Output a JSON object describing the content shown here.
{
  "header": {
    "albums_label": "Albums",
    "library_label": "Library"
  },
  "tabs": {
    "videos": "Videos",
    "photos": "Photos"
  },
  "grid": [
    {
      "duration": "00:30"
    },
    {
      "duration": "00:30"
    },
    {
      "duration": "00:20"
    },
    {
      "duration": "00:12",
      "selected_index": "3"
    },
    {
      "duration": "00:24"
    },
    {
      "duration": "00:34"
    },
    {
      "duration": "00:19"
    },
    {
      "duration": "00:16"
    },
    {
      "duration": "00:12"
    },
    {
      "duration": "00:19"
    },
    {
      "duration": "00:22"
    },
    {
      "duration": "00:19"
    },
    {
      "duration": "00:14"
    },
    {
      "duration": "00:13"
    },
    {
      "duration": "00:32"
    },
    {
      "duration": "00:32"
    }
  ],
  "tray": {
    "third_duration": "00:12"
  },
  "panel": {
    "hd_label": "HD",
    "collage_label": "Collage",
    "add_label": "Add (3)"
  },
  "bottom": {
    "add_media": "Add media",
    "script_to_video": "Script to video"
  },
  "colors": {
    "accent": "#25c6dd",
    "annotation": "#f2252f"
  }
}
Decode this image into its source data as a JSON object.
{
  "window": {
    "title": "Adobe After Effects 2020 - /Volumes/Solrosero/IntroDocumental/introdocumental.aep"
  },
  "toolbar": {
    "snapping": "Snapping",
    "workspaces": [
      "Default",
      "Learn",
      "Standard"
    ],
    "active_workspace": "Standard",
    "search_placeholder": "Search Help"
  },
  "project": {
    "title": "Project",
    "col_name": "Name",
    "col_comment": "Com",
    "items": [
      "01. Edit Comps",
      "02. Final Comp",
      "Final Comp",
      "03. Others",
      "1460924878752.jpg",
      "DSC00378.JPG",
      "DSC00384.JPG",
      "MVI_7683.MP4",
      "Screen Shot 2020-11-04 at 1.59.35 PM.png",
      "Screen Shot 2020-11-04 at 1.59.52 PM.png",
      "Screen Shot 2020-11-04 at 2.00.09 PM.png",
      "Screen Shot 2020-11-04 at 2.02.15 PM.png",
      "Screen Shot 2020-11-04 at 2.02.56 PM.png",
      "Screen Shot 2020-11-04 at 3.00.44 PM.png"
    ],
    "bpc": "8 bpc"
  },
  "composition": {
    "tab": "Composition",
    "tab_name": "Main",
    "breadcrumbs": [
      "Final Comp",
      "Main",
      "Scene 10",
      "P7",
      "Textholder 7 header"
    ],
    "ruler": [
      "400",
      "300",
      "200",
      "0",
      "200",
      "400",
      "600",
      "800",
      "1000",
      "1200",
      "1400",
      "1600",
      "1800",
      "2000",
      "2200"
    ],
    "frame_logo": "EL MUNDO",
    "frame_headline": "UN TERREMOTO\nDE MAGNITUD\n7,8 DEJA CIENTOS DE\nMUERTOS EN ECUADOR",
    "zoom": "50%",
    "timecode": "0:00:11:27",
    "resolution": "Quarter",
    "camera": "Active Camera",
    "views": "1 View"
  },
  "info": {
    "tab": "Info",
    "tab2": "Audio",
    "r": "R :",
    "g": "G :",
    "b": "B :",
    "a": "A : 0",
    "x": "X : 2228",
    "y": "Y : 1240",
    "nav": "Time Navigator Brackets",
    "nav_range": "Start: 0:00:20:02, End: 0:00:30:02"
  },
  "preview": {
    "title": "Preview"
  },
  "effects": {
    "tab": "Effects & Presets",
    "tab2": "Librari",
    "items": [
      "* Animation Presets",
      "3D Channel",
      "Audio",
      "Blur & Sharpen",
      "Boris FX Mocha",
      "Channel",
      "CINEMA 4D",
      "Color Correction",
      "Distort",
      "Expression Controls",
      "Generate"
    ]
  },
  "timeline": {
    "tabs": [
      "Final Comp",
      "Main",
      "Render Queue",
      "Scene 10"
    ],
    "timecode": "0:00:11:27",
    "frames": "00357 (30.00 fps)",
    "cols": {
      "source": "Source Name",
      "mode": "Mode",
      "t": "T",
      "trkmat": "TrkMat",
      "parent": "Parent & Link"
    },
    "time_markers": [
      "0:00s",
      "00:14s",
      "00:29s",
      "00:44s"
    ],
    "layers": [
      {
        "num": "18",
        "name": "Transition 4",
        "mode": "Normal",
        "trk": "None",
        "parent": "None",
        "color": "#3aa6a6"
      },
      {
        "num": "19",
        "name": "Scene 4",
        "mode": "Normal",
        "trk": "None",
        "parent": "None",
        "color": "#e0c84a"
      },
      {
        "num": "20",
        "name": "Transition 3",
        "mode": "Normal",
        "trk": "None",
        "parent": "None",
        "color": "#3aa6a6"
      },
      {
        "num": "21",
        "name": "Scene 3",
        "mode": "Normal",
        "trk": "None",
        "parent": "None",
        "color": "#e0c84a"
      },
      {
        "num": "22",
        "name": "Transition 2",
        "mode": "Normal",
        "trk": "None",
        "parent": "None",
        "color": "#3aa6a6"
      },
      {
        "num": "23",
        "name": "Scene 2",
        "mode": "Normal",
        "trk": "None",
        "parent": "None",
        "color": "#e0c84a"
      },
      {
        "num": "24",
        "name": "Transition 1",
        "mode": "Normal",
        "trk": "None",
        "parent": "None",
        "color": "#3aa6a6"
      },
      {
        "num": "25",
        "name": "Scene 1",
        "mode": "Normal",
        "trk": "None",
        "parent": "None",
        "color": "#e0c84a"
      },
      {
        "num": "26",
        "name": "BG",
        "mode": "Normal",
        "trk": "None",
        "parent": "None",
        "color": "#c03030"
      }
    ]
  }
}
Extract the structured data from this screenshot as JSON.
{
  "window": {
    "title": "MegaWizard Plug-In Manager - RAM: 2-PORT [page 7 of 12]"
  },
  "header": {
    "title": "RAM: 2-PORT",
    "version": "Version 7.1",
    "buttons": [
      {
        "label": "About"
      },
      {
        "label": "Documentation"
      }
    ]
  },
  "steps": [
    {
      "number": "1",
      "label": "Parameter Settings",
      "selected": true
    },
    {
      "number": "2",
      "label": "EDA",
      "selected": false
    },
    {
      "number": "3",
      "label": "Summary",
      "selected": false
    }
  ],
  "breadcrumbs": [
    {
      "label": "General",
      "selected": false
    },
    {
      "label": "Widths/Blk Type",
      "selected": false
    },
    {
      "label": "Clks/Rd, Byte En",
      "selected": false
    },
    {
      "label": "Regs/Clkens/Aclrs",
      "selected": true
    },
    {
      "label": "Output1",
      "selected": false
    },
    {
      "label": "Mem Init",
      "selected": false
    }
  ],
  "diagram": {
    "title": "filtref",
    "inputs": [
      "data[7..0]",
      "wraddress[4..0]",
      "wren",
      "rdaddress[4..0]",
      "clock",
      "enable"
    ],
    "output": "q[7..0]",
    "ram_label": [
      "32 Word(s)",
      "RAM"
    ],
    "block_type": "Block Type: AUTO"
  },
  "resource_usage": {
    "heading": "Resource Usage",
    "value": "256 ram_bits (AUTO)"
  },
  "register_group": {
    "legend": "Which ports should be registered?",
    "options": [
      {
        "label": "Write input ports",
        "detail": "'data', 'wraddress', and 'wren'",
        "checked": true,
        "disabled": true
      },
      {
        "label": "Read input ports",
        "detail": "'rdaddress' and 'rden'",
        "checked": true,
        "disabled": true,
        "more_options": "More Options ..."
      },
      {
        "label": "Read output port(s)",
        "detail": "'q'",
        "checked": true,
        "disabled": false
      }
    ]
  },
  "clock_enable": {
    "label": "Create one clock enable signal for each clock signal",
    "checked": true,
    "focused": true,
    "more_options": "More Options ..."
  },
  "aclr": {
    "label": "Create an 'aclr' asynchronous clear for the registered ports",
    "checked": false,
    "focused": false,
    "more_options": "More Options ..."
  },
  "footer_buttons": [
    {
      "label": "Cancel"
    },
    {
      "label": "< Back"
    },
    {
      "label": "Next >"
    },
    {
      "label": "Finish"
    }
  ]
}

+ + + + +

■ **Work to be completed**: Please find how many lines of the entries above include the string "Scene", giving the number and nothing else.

■ **Solved problem**: 6